TASK GOAL: Below are records to give again exactly; omit each image they contain.

EXERCISE MATERIAL:

● ● ● ● ●

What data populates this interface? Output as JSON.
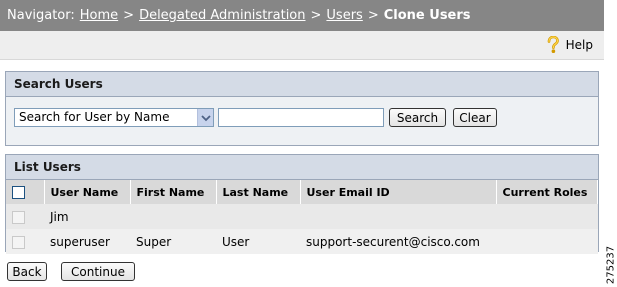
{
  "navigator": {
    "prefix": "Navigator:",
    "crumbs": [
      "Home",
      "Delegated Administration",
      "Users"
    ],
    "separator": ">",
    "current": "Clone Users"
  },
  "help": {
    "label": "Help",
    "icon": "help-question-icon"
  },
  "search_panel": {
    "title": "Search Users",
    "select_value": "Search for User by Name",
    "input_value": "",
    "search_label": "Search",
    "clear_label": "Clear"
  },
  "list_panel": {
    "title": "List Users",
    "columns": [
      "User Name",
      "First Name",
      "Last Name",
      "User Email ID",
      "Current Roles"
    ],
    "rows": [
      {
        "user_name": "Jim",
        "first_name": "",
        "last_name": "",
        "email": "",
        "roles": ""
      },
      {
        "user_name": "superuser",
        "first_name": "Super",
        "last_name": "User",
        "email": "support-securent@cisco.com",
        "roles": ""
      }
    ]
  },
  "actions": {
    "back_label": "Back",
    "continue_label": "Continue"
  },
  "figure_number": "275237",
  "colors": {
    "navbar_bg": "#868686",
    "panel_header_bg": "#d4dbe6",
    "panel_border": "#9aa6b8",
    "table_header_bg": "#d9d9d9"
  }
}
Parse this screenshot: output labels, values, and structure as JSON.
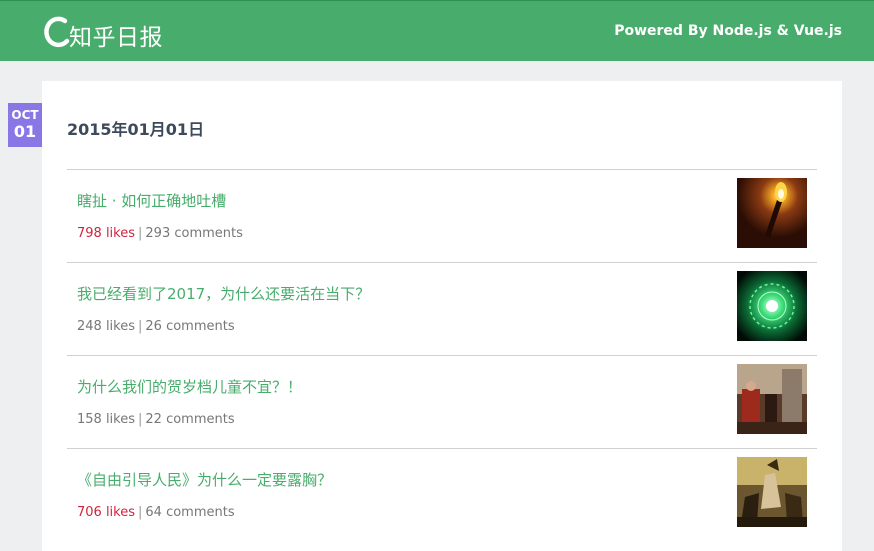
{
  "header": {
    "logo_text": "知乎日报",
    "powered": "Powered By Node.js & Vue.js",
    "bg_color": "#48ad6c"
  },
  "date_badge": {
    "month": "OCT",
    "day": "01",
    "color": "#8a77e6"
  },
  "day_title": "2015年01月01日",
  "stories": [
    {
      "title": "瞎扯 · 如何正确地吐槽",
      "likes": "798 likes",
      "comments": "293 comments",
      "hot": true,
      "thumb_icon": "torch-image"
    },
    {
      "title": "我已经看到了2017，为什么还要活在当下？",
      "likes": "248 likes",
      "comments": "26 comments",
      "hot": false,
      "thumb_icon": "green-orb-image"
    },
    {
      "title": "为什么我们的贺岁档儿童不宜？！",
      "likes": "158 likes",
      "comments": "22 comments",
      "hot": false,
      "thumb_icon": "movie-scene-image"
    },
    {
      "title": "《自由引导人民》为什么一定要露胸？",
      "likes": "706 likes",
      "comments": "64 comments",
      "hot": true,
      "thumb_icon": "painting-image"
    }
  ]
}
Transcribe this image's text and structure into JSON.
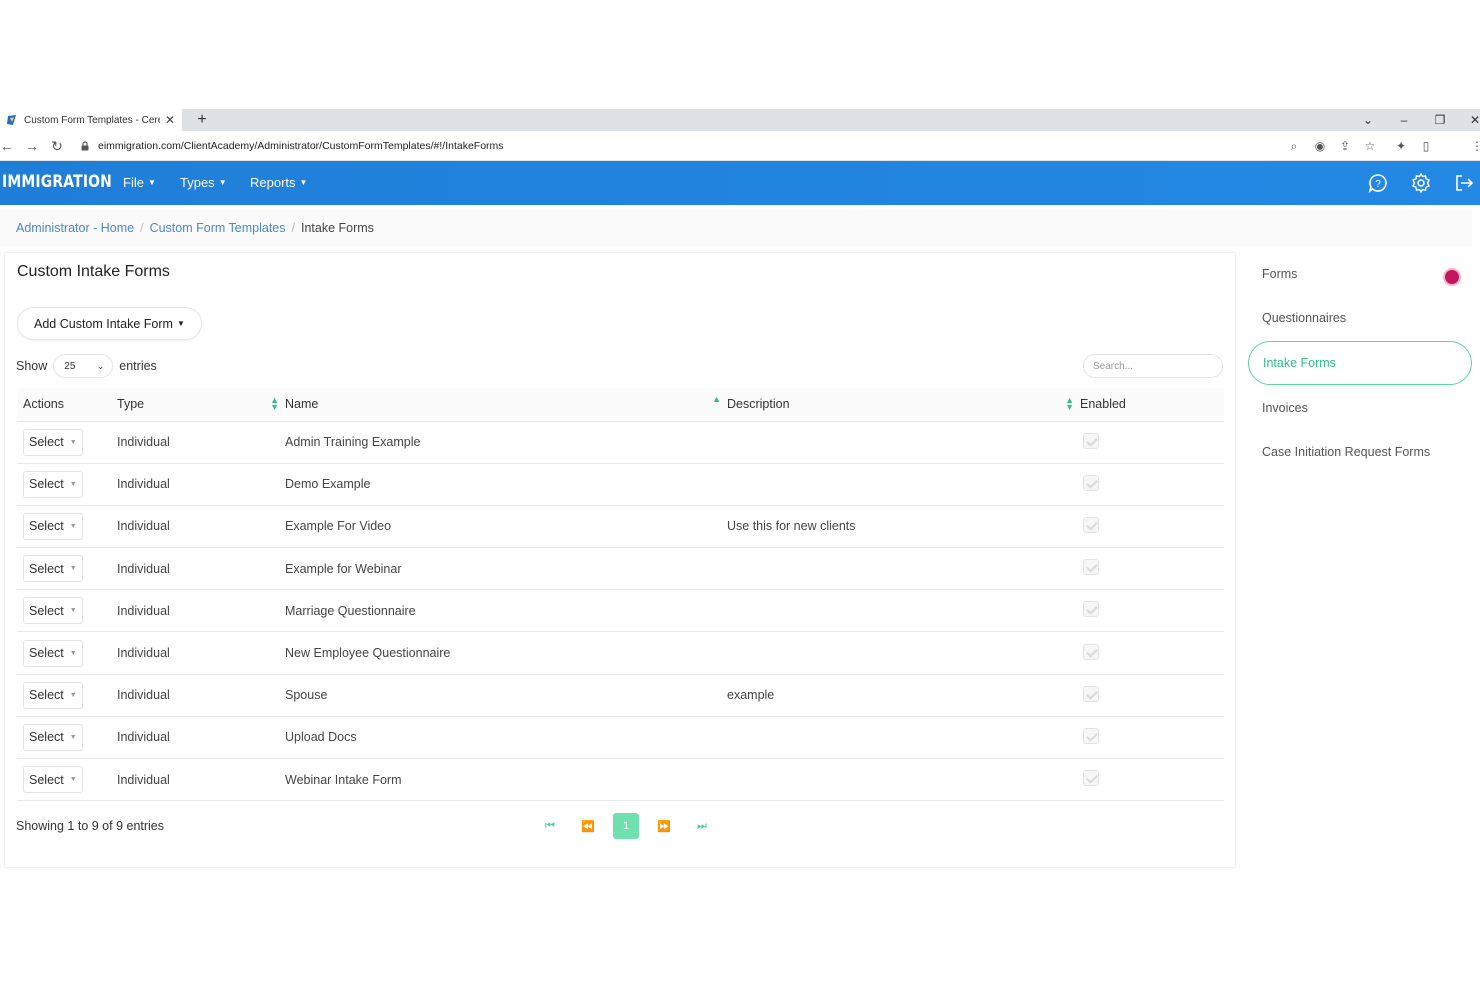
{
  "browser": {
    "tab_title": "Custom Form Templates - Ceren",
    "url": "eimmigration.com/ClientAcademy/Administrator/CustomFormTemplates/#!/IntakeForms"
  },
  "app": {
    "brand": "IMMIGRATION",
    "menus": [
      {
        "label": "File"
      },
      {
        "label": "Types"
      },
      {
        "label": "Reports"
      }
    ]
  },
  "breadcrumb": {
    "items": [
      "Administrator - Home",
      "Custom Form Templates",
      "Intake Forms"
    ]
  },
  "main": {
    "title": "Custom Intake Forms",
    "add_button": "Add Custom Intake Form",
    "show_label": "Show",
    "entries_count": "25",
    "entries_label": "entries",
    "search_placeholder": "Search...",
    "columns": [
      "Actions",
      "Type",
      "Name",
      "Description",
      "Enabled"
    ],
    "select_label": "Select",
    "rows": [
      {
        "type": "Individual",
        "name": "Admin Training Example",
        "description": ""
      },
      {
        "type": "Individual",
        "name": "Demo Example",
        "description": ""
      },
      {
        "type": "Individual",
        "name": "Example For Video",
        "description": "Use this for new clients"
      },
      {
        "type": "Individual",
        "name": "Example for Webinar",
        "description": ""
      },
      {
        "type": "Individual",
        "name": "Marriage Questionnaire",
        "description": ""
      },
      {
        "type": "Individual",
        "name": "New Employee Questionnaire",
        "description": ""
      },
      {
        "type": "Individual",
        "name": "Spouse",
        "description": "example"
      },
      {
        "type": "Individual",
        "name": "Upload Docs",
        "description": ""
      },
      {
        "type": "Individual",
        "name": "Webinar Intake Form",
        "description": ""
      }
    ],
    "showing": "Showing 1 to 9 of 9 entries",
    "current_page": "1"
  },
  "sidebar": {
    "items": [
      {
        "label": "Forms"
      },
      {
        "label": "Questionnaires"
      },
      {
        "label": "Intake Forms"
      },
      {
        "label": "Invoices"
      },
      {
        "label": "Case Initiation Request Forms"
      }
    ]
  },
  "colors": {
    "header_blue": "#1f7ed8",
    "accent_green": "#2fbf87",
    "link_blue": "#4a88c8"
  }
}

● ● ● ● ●

EXERCISE SOLUTION:
What data populates this interface? Output as JSON.
{
  "navigator": {
    "prefix": "Navigator:",
    "crumbs": [
      "Home",
      "Delegated Administration",
      "Users"
    ],
    "separator": ">",
    "current": "Clone Users"
  },
  "help": {
    "label": "Help",
    "icon": "help-question-icon"
  },
  "search_panel": {
    "title": "Search Users",
    "select_value": "Search for User by Name",
    "input_value": "",
    "search_label": "Search",
    "clear_label": "Clear"
  },
  "list_panel": {
    "title": "List Users",
    "columns": [
      "User Name",
      "First Name",
      "Last Name",
      "User Email ID",
      "Current Roles"
    ],
    "rows": [
      {
        "user_name": "Jim",
        "first_name": "",
        "last_name": "",
        "email": "",
        "roles": ""
      },
      {
        "user_name": "superuser",
        "first_name": "Super",
        "last_name": "User",
        "email": "support-securent@cisco.com",
        "roles": ""
      }
    ]
  },
  "actions": {
    "back_label": "Back",
    "continue_label": "Continue"
  },
  "figure_number": "275237",
  "colors": {
    "navbar_bg": "#868686",
    "panel_header_bg": "#d4dbe6",
    "panel_border": "#9aa6b8",
    "table_header_bg": "#d9d9d9"
  }
}
Parse this screenshot: output labels, values, and structure as JSON.
{
  "header": {
    "logo_text": "知乎日报",
    "powered": "Powered By Node.js & Vue.js",
    "bg_color": "#48ad6c"
  },
  "date_badge": {
    "month": "OCT",
    "day": "01",
    "color": "#8a77e6"
  },
  "day_title": "2015年01月01日",
  "stories": [
    {
      "title": "瞎扯 · 如何正确地吐槽",
      "likes": "798 likes",
      "comments": "293 comments",
      "hot": true,
      "thumb_icon": "torch-image"
    },
    {
      "title": "我已经看到了2017，为什么还要活在当下？",
      "likes": "248 likes",
      "comments": "26 comments",
      "hot": false,
      "thumb_icon": "green-orb-image"
    },
    {
      "title": "为什么我们的贺岁档儿童不宜？！",
      "likes": "158 likes",
      "comments": "22 comments",
      "hot": false,
      "thumb_icon": "movie-scene-image"
    },
    {
      "title": "《自由引导人民》为什么一定要露胸？",
      "likes": "706 likes",
      "comments": "64 comments",
      "hot": true,
      "thumb_icon": "painting-image"
    }
  ]
}
Transcribe this image's text and structure into JSON.
{
  "browser": {
    "tab_title": "Custom Form Templates - Ceren",
    "url": "eimmigration.com/ClientAcademy/Administrator/CustomFormTemplates/#!/IntakeForms"
  },
  "app": {
    "brand": "IMMIGRATION",
    "menus": [
      {
        "label": "File"
      },
      {
        "label": "Types"
      },
      {
        "label": "Reports"
      }
    ]
  },
  "breadcrumb": {
    "items": [
      "Administrator - Home",
      "Custom Form Templates",
      "Intake Forms"
    ]
  },
  "main": {
    "title": "Custom Intake Forms",
    "add_button": "Add Custom Intake Form",
    "show_label": "Show",
    "entries_count": "25",
    "entries_label": "entries",
    "search_placeholder": "Search...",
    "columns": [
      "Actions",
      "Type",
      "Name",
      "Description",
      "Enabled"
    ],
    "select_label": "Select",
    "rows": [
      {
        "type": "Individual",
        "name": "Admin Training Example",
        "description": ""
      },
      {
        "type": "Individual",
        "name": "Demo Example",
        "description": ""
      },
      {
        "type": "Individual",
        "name": "Example For Video",
        "description": "Use this for new clients"
      },
      {
        "type": "Individual",
        "name": "Example for Webinar",
        "description": ""
      },
      {
        "type": "Individual",
        "name": "Marriage Questionnaire",
        "description": ""
      },
      {
        "type": "Individual",
        "name": "New Employee Questionnaire",
        "description": ""
      },
      {
        "type": "Individual",
        "name": "Spouse",
        "description": "example"
      },
      {
        "type": "Individual",
        "name": "Upload Docs",
        "description": ""
      },
      {
        "type": "Individual",
        "name": "Webinar Intake Form",
        "description": ""
      }
    ],
    "showing": "Showing 1 to 9 of 9 entries",
    "current_page": "1"
  },
  "sidebar": {
    "items": [
      {
        "label": "Forms"
      },
      {
        "label": "Questionnaires"
      },
      {
        "label": "Intake Forms"
      },
      {
        "label": "Invoices"
      },
      {
        "label": "Case Initiation Request Forms"
      }
    ]
  },
  "colors": {
    "header_blue": "#1f7ed8",
    "accent_green": "#2fbf87",
    "link_blue": "#4a88c8"
  }
}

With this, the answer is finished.